Kwouk also came to film “Air America” in Thailand in 1990.
The film which starred Mel Gibson and Robert Downey Junior was shot largely in Mae Hong Son.
Based on the book by the same name, it told of the secret war in Laos where a colorful band of pilots are recruited to transport goods in the Indochina conflict.
Kwouk was born in England and passed away at the age of 85.
Some celebrity deaths also present a huge dilemma for not only “Star Wars” fans in Thailand but for the studios who own the franchise.
Clearly the death of Carrie Fisher, who plays Princess Leia in four “Star Wars” films, is a huge blow for Walt Disney, which bought the rights to the franchise from creator George Lucas about three years ago.

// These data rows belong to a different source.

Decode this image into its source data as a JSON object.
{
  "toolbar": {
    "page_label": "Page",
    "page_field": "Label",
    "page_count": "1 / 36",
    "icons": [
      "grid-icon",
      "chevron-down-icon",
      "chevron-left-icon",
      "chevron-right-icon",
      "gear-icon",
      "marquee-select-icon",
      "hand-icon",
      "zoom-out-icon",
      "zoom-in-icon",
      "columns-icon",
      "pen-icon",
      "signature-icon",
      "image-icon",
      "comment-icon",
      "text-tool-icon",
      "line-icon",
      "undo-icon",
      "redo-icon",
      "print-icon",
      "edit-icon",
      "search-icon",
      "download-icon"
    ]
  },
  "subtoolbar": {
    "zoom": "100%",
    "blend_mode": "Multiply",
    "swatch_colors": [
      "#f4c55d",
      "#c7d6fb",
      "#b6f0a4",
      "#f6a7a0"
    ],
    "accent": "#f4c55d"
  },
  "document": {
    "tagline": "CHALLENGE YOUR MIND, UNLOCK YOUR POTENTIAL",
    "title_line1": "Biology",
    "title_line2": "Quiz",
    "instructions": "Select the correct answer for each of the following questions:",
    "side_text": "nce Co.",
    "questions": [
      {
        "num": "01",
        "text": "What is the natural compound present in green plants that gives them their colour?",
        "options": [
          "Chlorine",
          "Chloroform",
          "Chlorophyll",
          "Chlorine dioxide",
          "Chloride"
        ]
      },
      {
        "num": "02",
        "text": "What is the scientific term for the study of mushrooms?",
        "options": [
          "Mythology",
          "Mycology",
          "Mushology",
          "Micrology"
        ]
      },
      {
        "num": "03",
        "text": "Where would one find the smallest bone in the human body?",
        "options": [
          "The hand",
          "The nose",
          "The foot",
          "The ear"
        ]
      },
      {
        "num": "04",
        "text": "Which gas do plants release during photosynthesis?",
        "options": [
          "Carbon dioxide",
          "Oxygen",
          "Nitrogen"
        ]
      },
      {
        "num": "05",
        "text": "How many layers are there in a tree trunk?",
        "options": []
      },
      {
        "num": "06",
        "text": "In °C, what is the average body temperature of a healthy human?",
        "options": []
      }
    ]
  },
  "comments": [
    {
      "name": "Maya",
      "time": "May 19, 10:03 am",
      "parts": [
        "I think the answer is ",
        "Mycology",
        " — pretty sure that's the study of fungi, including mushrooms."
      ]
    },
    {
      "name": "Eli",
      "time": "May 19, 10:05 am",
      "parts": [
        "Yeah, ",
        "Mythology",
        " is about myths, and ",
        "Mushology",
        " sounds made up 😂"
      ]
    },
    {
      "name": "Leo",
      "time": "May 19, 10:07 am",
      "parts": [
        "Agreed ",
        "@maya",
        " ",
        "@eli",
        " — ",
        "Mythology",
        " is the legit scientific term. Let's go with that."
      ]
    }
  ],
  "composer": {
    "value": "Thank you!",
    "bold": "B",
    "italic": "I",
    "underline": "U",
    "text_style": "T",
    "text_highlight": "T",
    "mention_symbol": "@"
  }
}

In October 2012, Disney chief Bob Iger announced Disney was buying Lucasfilm, which owns rights to “Star Wars,” for US$44 billion.
“The Force Awakens,” the first of the final 3 “Star Wars” episodes released last year has earned about $1 billion in the US.
Will Fisher’s passing hurt the box-office prospects of the next two sequels?
If anything, Fisher’s death could delay the production and delivery date for the next episode.
As for fans, it will be sad to let go.
It’s not been easy. In the last four months of 2016 alone, more than 89 big stars passed away.
Starting the year on a sad note was the passing of actor Alan Rickman who is best known for his “Harry Potter” films.
Indeed, Britain probably lost the most talents in 2016.
On the music scene, it lost David Bowie, who many Thais remember for his “Moonlight” concert tour in the mid-1980s.
More shockingly was the news of George Michael’s passing on Christmas Day.
The US music industry also lost trio names such as Prince, Earth Wind and Fire’s Maurice White and The Eagles guitarist and songwriter Glenn Frey.
In literature, the world lost Harper Lee who wrote “To Kill a Mockingbird.” Lee died aged 89 in her sleep at an assisted living facility.
Her novel became one of the most beloved and most taught works of fiction ever written by an American.
In the world of comedy, Hollywood lost Gene Wilder who is best known for several Mel Brooks’ comedies such as “Blazing Saddles” and “Young Frankenstein.”
Andrew Sachs who plays Manuel in “Fawlty Towers” passed away.
He received praise from co-star John Cleese for his humility and natural knack for making people laugh.
Other stars who passed on include Za Zsa Gabor, George Kennedy, Robert Vaugh, Anton Yelchin and Kenny Baker who is best known for his role as R2D2 in “Star Wars.”
To add to the tragedy of Fisher’s death, her mother Debbie Reynolds died a day later.
Reynolds is best known for “Singin’ In the Rain,” “Unsinkable Molly Brown” and “Tammy & the Bachelor” where she sang the hit song “Tammy.”
But the heavyweight casualty of 2016 has to be Muhammad Ali, the boxer who defied all odds to reclaim his title in a career that inspired several movies.
They include “Ali” with Wil Smith, “The Greatest” and “When We Were Kings”.
Top: Carrie Fisher and Harrison Ford in “Star Wars 7: The Force Awakens.”
First inset: Director Michael Cimino with Robert DeNiro in “Deer Hunter,” shot in Thailand.
Second inset: Alan Rickman plays Professor Severus Snape in the “Harry Potter” series.
Below Director Guy Hamilton rehearses a fight scene with Roger Moore in “Man with the Golden Gun.”
By Cimi Suchontan